Johaun Gottlieb Heineccius, a German jurist, born in Eisenberg, Saxony, Sept. 11, 1081, died in Halle, Aug. 31,1741. He was educated at Leipsic and at Halle, where he became professor of philosophy in 1713, and of law in 1721. He went to Franeker in 1723 and to Frankfort-on-the-Oder in 1727, but resumed his professorship at Halle in 1733. His works are very numerous and of great value to the legal student. A collective edition was published at Geneva under the title of Opera ad Universam Jurisprudentiam, Philosophiam, et Litems Humaniores Fertinentia (9 vols. 4to, 1709).
John A Winslow, an American naval officer, born in Wilmington, N. C, Nov. 19,1811, died in Boston, Sept. 29, 1873. He was appointed midshipman in 1827, and commissioned as lieutenant in 1839. He distinguished himself in the Mexican war, and became commander in 1855. In 1861-'2 he was attached to the Mississippi flotilla, and was commissioned captain July 16, 1862. In 1863-'4 he commanded the steam sloop Kearsarge, in which on June 19, 1864, off Cherbourg, France, he encountered and sunk the confederate cruiser Alabama, commanded by Raphael Semmes. For this achievement he was promoted to the grade of commodore. He was subsequently in command of the gulf squadron, of the Pacific fleet, and of the navy yard at Portsmouth, N. II. He became rear admiral in 1870.
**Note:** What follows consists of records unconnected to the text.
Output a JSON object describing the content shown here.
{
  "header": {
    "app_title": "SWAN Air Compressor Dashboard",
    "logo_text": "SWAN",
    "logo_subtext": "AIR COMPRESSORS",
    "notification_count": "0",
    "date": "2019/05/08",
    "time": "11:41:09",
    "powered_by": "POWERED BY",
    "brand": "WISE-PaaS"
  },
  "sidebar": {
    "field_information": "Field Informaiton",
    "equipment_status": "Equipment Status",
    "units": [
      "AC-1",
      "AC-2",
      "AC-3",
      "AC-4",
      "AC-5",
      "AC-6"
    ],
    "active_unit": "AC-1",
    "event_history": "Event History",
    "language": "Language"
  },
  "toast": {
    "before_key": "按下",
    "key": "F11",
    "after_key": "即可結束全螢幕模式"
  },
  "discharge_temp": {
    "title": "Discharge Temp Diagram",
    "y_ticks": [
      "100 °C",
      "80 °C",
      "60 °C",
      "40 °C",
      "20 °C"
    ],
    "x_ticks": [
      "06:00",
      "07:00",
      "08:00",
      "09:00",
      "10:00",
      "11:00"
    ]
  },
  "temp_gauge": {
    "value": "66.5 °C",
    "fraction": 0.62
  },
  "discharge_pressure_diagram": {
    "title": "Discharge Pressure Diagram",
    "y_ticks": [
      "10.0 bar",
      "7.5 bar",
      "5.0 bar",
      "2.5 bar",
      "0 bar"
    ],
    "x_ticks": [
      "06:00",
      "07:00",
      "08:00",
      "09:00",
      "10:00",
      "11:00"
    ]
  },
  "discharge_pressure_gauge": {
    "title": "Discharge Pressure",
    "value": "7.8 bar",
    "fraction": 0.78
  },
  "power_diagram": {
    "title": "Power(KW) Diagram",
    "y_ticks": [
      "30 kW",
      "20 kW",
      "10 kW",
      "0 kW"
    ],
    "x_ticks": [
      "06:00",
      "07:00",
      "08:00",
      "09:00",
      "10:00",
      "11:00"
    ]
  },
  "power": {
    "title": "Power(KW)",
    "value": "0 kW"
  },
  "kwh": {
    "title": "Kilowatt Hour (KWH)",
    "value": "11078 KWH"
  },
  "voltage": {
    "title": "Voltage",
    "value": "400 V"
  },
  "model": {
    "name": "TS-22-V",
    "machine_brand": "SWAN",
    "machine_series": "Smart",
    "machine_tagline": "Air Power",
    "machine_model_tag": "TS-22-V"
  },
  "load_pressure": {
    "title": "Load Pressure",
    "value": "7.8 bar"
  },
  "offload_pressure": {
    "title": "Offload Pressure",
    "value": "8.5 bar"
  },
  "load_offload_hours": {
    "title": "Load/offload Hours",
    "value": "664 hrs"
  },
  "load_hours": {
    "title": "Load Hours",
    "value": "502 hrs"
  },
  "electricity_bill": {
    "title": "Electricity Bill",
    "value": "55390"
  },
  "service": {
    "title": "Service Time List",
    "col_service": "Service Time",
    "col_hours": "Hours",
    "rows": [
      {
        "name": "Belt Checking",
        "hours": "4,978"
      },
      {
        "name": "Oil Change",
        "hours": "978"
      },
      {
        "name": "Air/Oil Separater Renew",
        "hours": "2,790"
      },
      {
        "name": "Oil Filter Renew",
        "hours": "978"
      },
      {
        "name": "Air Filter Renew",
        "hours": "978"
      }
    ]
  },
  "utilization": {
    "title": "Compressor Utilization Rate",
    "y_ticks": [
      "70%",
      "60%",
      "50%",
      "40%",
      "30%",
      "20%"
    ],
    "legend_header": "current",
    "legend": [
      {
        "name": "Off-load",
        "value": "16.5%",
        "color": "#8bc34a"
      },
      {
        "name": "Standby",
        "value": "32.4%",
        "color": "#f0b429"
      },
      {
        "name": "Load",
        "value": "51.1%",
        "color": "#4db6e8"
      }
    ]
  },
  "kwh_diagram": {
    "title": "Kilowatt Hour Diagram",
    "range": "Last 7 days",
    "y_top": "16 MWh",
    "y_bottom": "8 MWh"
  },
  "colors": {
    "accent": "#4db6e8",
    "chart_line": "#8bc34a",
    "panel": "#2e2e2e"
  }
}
John Augustine Smith, an American physician, born in Westmoreland co., Va., Aug. 29, 1782, died in New York, Feb. 9, 1865. He went in 1809 to New York, where he edited the "Medical and Physiological Journal," and-was a lecturer on anatomy in the college of physicians and surgeons. In 1814 he removed to Virginia, and was president of William and Mary college till 1826, when he resigned and returned to New York. He was president of the college of physicians and surgeons from 1831 to 1843, and editor of the "Medical and Physiological Journal." He published "Introductory Discourse at the New Medical College in Crosby Street" (1827); "Select Discourse on the Functions of the Nervous Svs-tem" (1840); "The Mutations of the Earth" (1846); " Monograph upon the Moral Sense, two Discourses " (1847); " Prelections on Moral and Physical Science" (1853); and numerous essays and lectures on moral philosophy, physical science, etc.
John B. Gough, an American orator, born at Sandgate, England, Aug. 22, 1817. He came to America in 1829, and soon after became a bookbinder's apprentice in New York. He became intemperate, and was accustomed to sing and recite in grog shops, where his powers of mimicry and action made him a favorite. He fell into great poverty, but about 1840 took the temperance pledge, and soon began to lecture on temperance, both in America and England. In time he added other subjects, and became a very popular orator. In November, 1873, he recited one of his orations in New York, announcing that this would probably be his last public appearance in that city. He has published his autobiography (1846), and a volume of orations (1854). He resides near Worcester, Mass.